EXERCISE GOAL
Set the records down again in full, exactly as they are, apart from the images.

(Items from an interface collection)

....

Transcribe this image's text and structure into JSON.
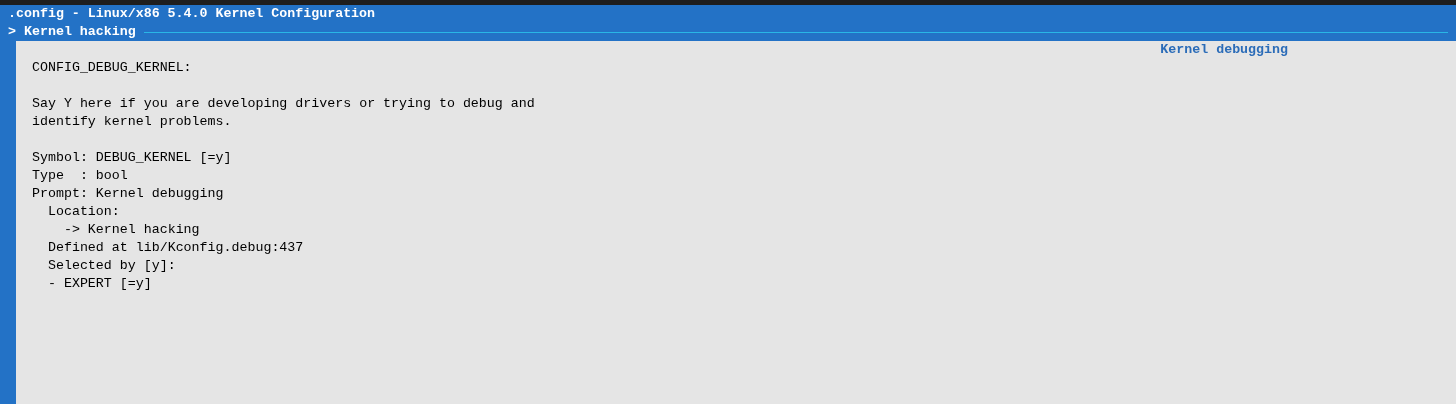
{
  "window": {
    "title": ".config - Linux/x86 5.4.0 Kernel Configuration"
  },
  "breadcrumb": {
    "marker": ">",
    "label": "Kernel hacking"
  },
  "help_panel": {
    "title": "Kernel debugging",
    "paragraphs": [
      [
        "CONFIG_DEBUG_KERNEL:"
      ],
      [
        "Say Y here if you are developing drivers or trying to debug and",
        "identify kernel problems."
      ],
      [
        "Symbol: DEBUG_KERNEL [=y]",
        "Type  : bool",
        "Prompt: Kernel debugging",
        "  Location:",
        "    -> Kernel hacking",
        "  Defined at lib/Kconfig.debug:437",
        "  Selected by [y]:",
        "  - EXPERT [=y]"
      ]
    ]
  }
}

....

RESPONSE
Transcribe this image's text and structure into JSON.
{
  "window": {
    "title": ".config - Linux/x86 5.4.0 Kernel Configuration"
  },
  "breadcrumb": {
    "marker": ">",
    "label": "Kernel hacking"
  },
  "help_panel": {
    "title": "Kernel debugging",
    "paragraphs": [
      [
        "CONFIG_DEBUG_KERNEL:"
      ],
      [
        "Say Y here if you are developing drivers or trying to debug and",
        "identify kernel problems."
      ],
      [
        "Symbol: DEBUG_KERNEL [=y]",
        "Type  : bool",
        "Prompt: Kernel debugging",
        "  Location:",
        "    -> Kernel hacking",
        "  Defined at lib/Kconfig.debug:437",
        "  Selected by [y]:",
        "  - EXPERT [=y]"
      ]
    ]
  }
}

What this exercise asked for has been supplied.